Historical fiction can fluster me because I’m often wondering what is true and what isn’t—especially when I know little or nothing about the topic. Sometimes I have to tell myself to go along for the ride, so to speak.
Such was the case with The Engineer’s Wife (Sourcebooks, 2020) by Tracey Enerson Wood. In this instance, she reveals key truths and bits of fiction at the end, so that was helpful, informative and a bit disturbing.
Two of the main characters are real—Emily, the engineer’s wife, really did finish the building of the bridge when her husband got ill. P.T. Barnum is also a real person. But what was so alarming is that the author essentially has these two become romantically involved and that never happened in real life. To me, this was too much literary license.
The book is about how the Brooklyn Bridge in New York got built, which was interesting. It’s easy to take for granted things that are already in place. It’s a marvel how so much has been created without the technology or tools of the 21st century.
But there is so much more to the book than learning some of the details of how such an iconic bridge came to be. It’s about women’s rights, it’s about relationships, it’s about war.
The book starts during the Civil War and concludes with the completion of the bridge. That really isn’t giving too much away.

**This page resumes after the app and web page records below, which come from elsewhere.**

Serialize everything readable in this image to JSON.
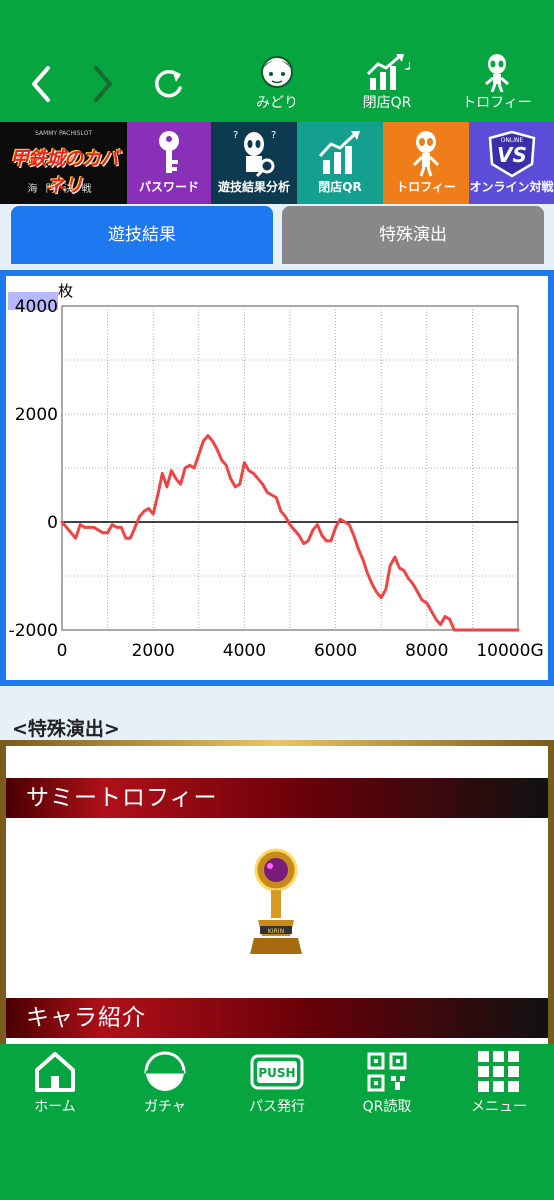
{
  "topbar": {
    "back_icon": "chevron-left-icon",
    "forward_icon": "chevron-right-icon",
    "reload_icon": "reload-icon",
    "items": [
      {
        "label": "みどり",
        "icon": "character-icon"
      },
      {
        "label": "閉店QR",
        "icon": "chart-up-icon"
      },
      {
        "label": "トロフィー",
        "icon": "alien-icon"
      }
    ]
  },
  "tiles": {
    "logo_top": "SAMMY PACHISLOT",
    "logo_main": "甲鉄城のカバネリ",
    "logo_sub": "海門決戦",
    "items": [
      {
        "label": "パスワード",
        "color": "#8a2fb8"
      },
      {
        "label": "遊技結果分析",
        "color": "#0e3a50"
      },
      {
        "label": "閉店QR",
        "color": "#13a08f"
      },
      {
        "label": "トロフィー",
        "color": "#ef7d1a"
      },
      {
        "label": "オンライン対戦",
        "color": "#5b4dd8"
      }
    ]
  },
  "tabs": {
    "active": "遊技結果",
    "inactive": "特殊演出"
  },
  "chart_data": {
    "type": "line",
    "ylabel": "枚",
    "x_unit_label": "10000G",
    "ylim": [
      -2000,
      4000
    ],
    "xlim": [
      0,
      10000
    ],
    "y_ticks": [
      "4000",
      "2000",
      "0",
      "-2000"
    ],
    "x_ticks": [
      "0",
      "2000",
      "4000",
      "6000",
      "8000",
      "10000G"
    ],
    "grid": true,
    "series": [
      {
        "color": "#ee4444",
        "x": [
          0,
          150,
          300,
          400,
          500,
          700,
          900,
          1000,
          1100,
          1200,
          1300,
          1400,
          1500,
          1600,
          1700,
          1800,
          1900,
          2000,
          2100,
          2200,
          2300,
          2400,
          2500,
          2600,
          2700,
          2800,
          2900,
          3000,
          3100,
          3200,
          3300,
          3400,
          3500,
          3600,
          3700,
          3800,
          3900,
          4000,
          4100,
          4200,
          4300,
          4400,
          4500,
          4600,
          4700,
          4800,
          4900,
          5000,
          5100,
          5200,
          5300,
          5400,
          5500,
          5600,
          5700,
          5800,
          5900,
          6000,
          6100,
          6200,
          6300,
          6400,
          6500,
          6600,
          6700,
          6800,
          6900,
          7000,
          7100,
          7200,
          7300,
          7400,
          7500,
          7600,
          7700,
          7800,
          7900,
          8000,
          8100,
          8200,
          8300,
          8400,
          8500,
          8600,
          8700,
          8800,
          8900,
          9000,
          9100,
          9200,
          9500,
          10000
        ],
        "y": [
          0,
          -150,
          -300,
          -50,
          -100,
          -100,
          -200,
          -200,
          -50,
          -100,
          -100,
          -300,
          -300,
          -100,
          100,
          200,
          250,
          150,
          500,
          900,
          650,
          950,
          800,
          700,
          1000,
          1050,
          1000,
          1250,
          1500,
          1600,
          1500,
          1350,
          1150,
          1050,
          800,
          650,
          700,
          1100,
          950,
          900,
          800,
          700,
          550,
          500,
          450,
          200,
          100,
          -50,
          -150,
          -250,
          -400,
          -350,
          -150,
          -50,
          -250,
          -350,
          -350,
          -100,
          50,
          0,
          -50,
          -250,
          -500,
          -700,
          -950,
          -1150,
          -1300,
          -1400,
          -1250,
          -800,
          -650,
          -850,
          -900,
          -1050,
          -1150,
          -1300,
          -1450,
          -1500,
          -1650,
          -1800,
          -1900,
          -1750,
          -1800,
          -2000,
          -2000,
          -2000,
          -2000,
          -2000,
          -2000,
          -2000,
          -2000,
          -2000
        ]
      }
    ]
  },
  "special": {
    "heading": "<特殊演出>",
    "bar1": "サミートロフィー",
    "bar2": "キャラ紹介",
    "trophy_icon": "gold-trophy-icon",
    "trophy_text": "KIRIN"
  },
  "bottomnav": [
    {
      "label": "ホーム",
      "icon": "home-icon"
    },
    {
      "label": "ガチャ",
      "icon": "gacha-icon"
    },
    {
      "label": "パス発行",
      "icon": "push-icon",
      "icon_text": "PUSH"
    },
    {
      "label": "QR読取",
      "icon": "qr-icon"
    },
    {
      "label": "メニュー",
      "icon": "menu-grid-icon"
    }
  ]
}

In the middle of the book it seemed to drag on a bit, but I’m glad I pushed through. Most of the time I was eager for more to see how the story would develop. In the end, though, I was left with mixed feelings about the book. My mom, on the other hand, recommends it—which mostly has to do with her fondness for the Brooklyn Bridge and having been an engineer’s wife.